Items from an interface collection:
^^^^^^^^^^^^^^^^

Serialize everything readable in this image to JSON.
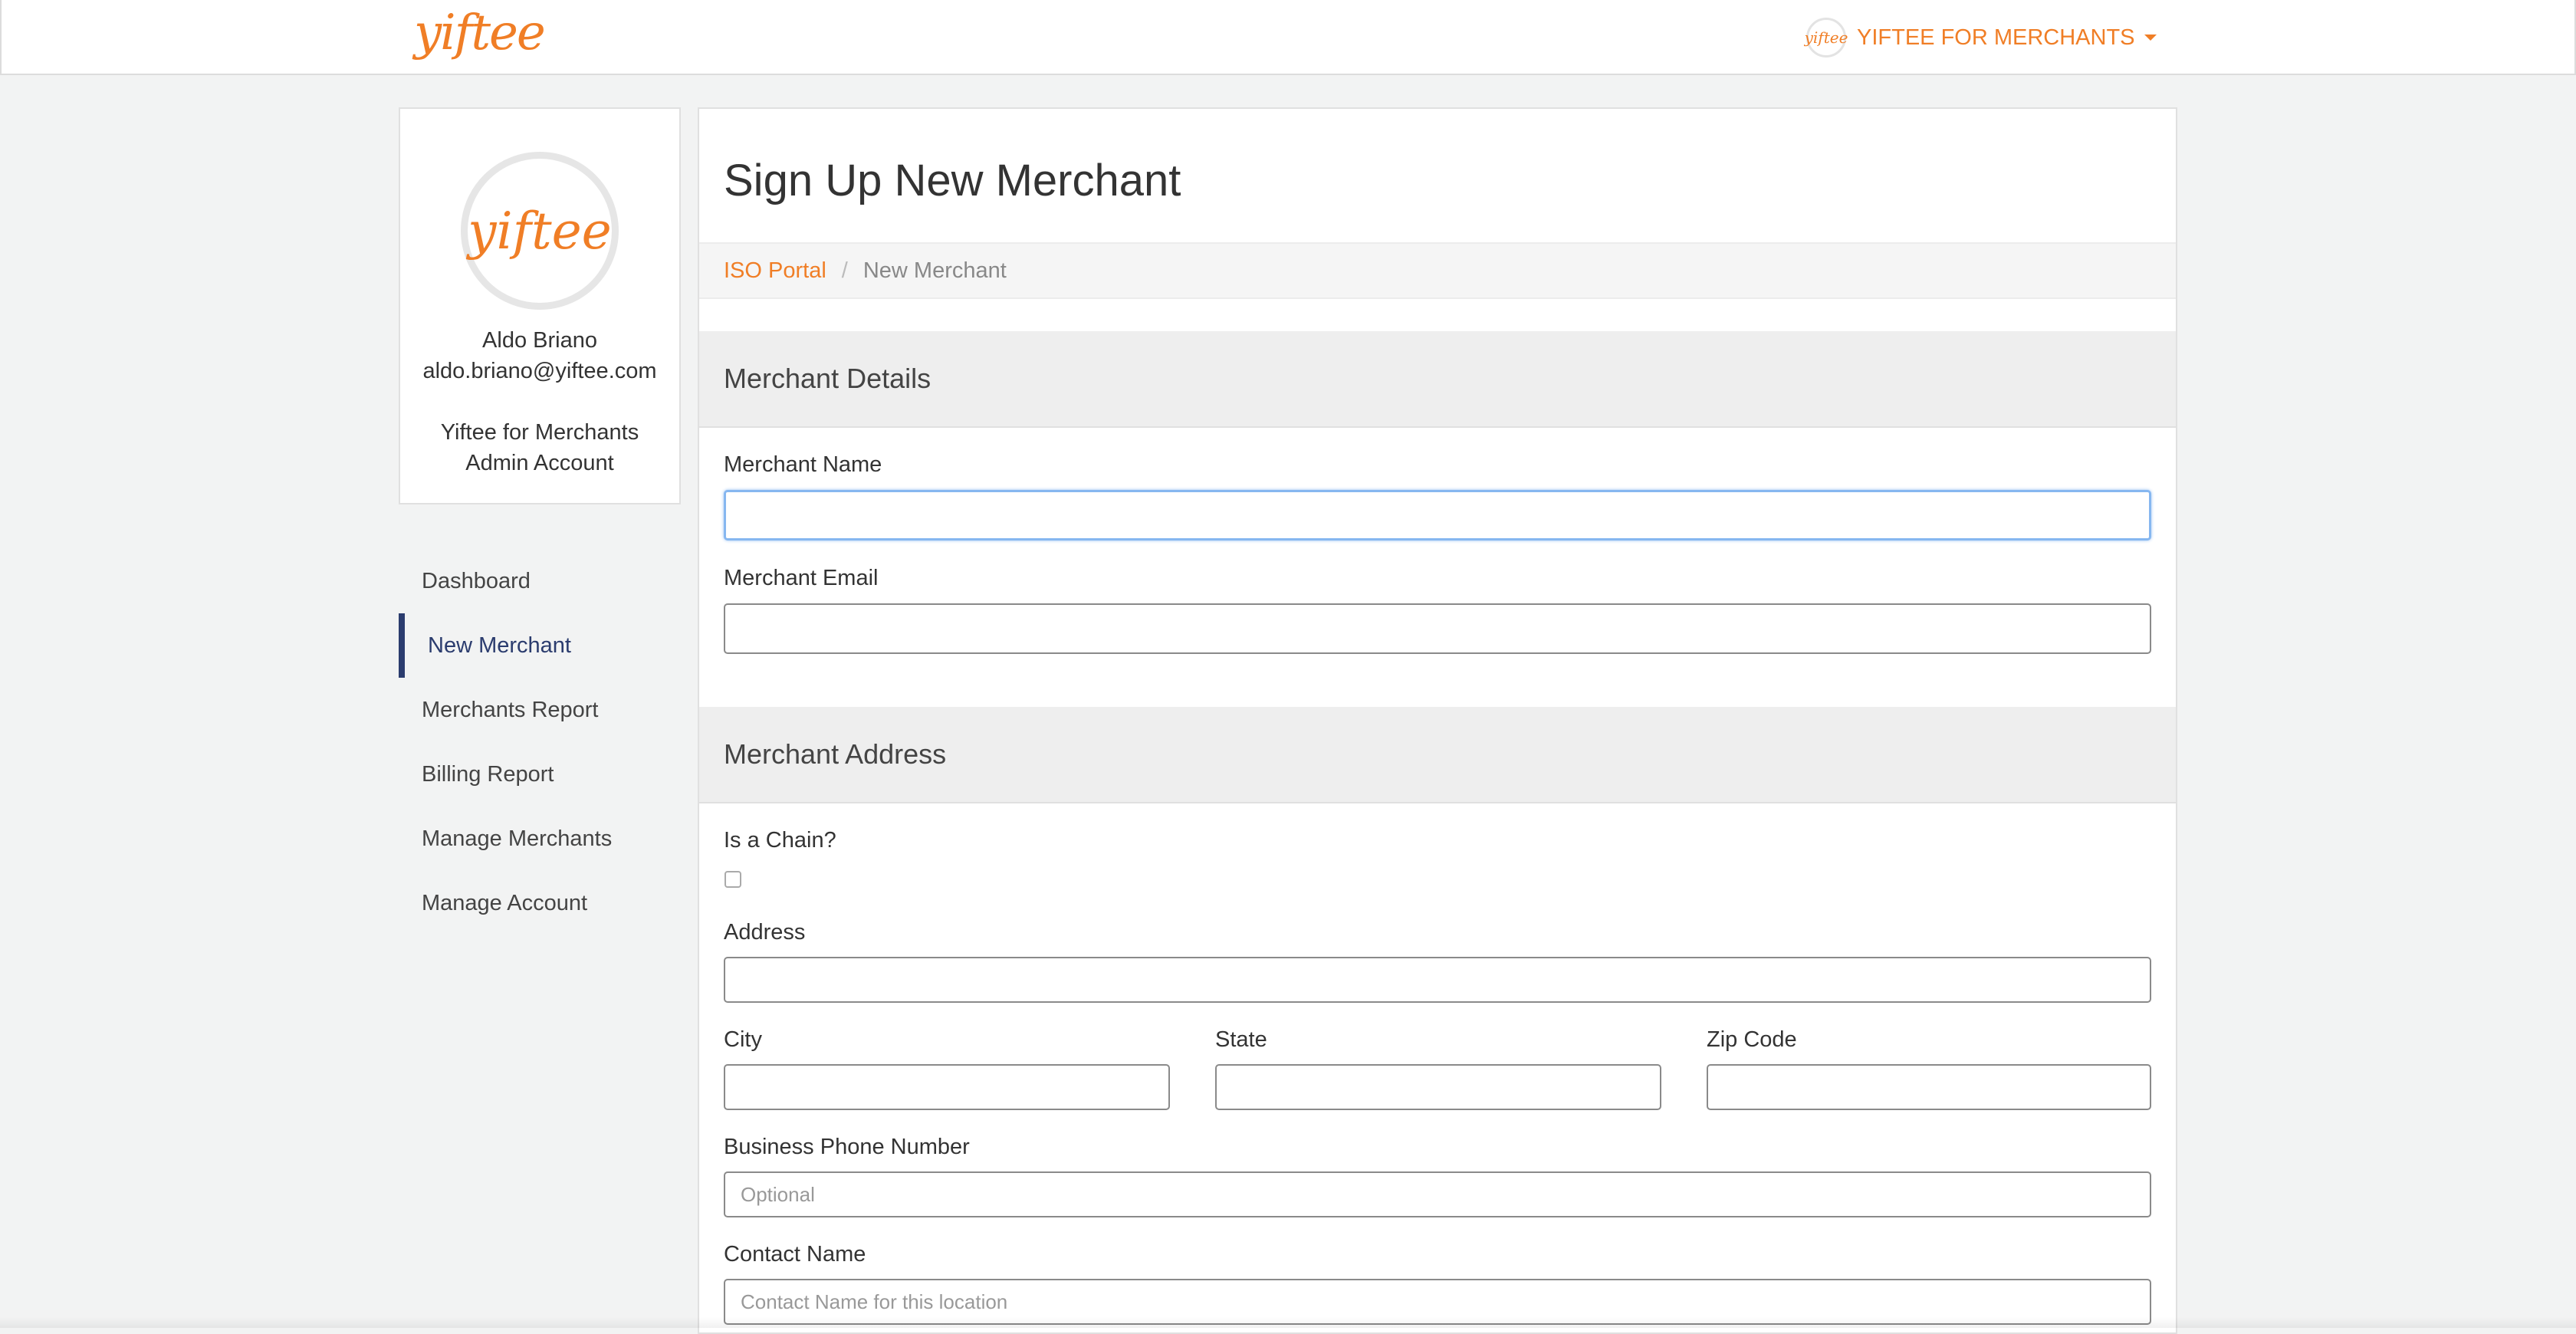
{
  "navbar": {
    "logo_text": "yiftee",
    "avatar_text": "yiftee",
    "account_menu_label": "YIFTEE FOR MERCHANTS"
  },
  "profile": {
    "avatar_text": "yiftee",
    "name": "Aldo Briano",
    "email": "aldo.briano@yiftee.com",
    "account_line1": "Yiftee for Merchants",
    "account_line2": "Admin Account"
  },
  "sidebar": {
    "items": [
      {
        "label": "Dashboard",
        "active": false
      },
      {
        "label": "New Merchant",
        "active": true
      },
      {
        "label": "Merchants Report",
        "active": false
      },
      {
        "label": "Billing Report",
        "active": false
      },
      {
        "label": "Manage Merchants",
        "active": false
      },
      {
        "label": "Manage Account",
        "active": false
      }
    ]
  },
  "main": {
    "title": "Sign Up New Merchant",
    "breadcrumb": {
      "link": "ISO Portal",
      "separator": "/",
      "current": "New Merchant"
    },
    "merchant_details": {
      "heading": "Merchant Details",
      "name_label": "Merchant Name",
      "name_value": "",
      "email_label": "Merchant Email",
      "email_value": ""
    },
    "merchant_address": {
      "heading": "Merchant Address",
      "chain_label": "Is a Chain?",
      "chain_checked": false,
      "address_label": "Address",
      "city_label": "City",
      "state_label": "State",
      "zip_label": "Zip Code",
      "phone_label": "Business Phone Number",
      "phone_placeholder": "Optional",
      "contact_label": "Contact Name",
      "contact_placeholder": "Contact Name for this location"
    }
  },
  "colors": {
    "brand_orange": "#f07e26",
    "active_nav": "#2b3c6e",
    "focus_blue": "#86b7f0"
  }
}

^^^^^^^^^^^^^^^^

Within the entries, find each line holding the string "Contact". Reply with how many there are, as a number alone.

2